**What you are asked to do**. Return every line below exactly, leaving nothing out.

◇ ◇ ◇ ◇ ◇

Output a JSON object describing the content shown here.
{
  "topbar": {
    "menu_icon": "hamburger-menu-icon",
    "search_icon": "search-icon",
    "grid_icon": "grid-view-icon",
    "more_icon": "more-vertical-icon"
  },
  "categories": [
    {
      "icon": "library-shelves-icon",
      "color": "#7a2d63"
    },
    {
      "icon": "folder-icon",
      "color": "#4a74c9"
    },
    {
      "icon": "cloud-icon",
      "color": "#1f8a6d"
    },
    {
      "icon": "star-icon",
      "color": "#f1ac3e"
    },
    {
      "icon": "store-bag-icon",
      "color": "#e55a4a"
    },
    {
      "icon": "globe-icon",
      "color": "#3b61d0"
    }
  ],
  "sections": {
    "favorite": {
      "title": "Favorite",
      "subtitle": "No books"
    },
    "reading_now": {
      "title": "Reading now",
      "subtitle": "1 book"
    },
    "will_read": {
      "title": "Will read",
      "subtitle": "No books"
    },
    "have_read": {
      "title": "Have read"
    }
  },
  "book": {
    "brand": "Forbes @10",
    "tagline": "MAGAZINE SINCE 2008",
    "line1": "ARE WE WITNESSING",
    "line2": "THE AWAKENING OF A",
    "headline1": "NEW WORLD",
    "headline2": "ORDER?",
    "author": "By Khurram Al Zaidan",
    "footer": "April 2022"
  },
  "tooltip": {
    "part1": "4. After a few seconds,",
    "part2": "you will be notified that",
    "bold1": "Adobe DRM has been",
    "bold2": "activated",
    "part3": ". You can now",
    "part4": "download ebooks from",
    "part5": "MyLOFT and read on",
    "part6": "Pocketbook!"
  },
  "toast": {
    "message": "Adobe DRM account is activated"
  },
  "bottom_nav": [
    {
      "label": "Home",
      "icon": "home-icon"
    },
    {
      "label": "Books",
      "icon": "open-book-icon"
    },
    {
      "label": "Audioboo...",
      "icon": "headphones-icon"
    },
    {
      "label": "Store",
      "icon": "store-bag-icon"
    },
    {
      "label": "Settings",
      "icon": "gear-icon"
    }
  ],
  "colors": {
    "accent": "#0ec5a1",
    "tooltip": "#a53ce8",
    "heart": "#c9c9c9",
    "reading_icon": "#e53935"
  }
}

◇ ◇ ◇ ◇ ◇

**Task response**.
Output a JSON object describing the content shown here.
{
  "topbar": {
    "menu_icon": "hamburger-menu-icon",
    "search_icon": "search-icon",
    "grid_icon": "grid-view-icon",
    "more_icon": "more-vertical-icon"
  },
  "categories": [
    {
      "icon": "library-shelves-icon",
      "color": "#7a2d63"
    },
    {
      "icon": "folder-icon",
      "color": "#4a74c9"
    },
    {
      "icon": "cloud-icon",
      "color": "#1f8a6d"
    },
    {
      "icon": "star-icon",
      "color": "#f1ac3e"
    },
    {
      "icon": "store-bag-icon",
      "color": "#e55a4a"
    },
    {
      "icon": "globe-icon",
      "color": "#3b61d0"
    }
  ],
  "sections": {
    "favorite": {
      "title": "Favorite",
      "subtitle": "No books"
    },
    "reading_now": {
      "title": "Reading now",
      "subtitle": "1 book"
    },
    "will_read": {
      "title": "Will read",
      "subtitle": "No books"
    },
    "have_read": {
      "title": "Have read"
    }
  },
  "book": {
    "brand": "Forbes @10",
    "tagline": "MAGAZINE SINCE 2008",
    "line1": "ARE WE WITNESSING",
    "line2": "THE AWAKENING OF A",
    "headline1": "NEW WORLD",
    "headline2": "ORDER?",
    "author": "By Khurram Al Zaidan",
    "footer": "April 2022"
  },
  "tooltip": {
    "part1": "4. After a few seconds,",
    "part2": "you will be notified that",
    "bold1": "Adobe DRM has been",
    "bold2": "activated",
    "part3": ". You can now",
    "part4": "download ebooks from",
    "part5": "MyLOFT and read on",
    "part6": "Pocketbook!"
  },
  "toast": {
    "message": "Adobe DRM account is activated"
  },
  "bottom_nav": [
    {
      "label": "Home",
      "icon": "home-icon"
    },
    {
      "label": "Books",
      "icon": "open-book-icon"
    },
    {
      "label": "Audioboo...",
      "icon": "headphones-icon"
    },
    {
      "label": "Store",
      "icon": "store-bag-icon"
    },
    {
      "label": "Settings",
      "icon": "gear-icon"
    }
  ],
  "colors": {
    "accent": "#0ec5a1",
    "tooltip": "#a53ce8",
    "heart": "#c9c9c9",
    "reading_icon": "#e53935"
  }
}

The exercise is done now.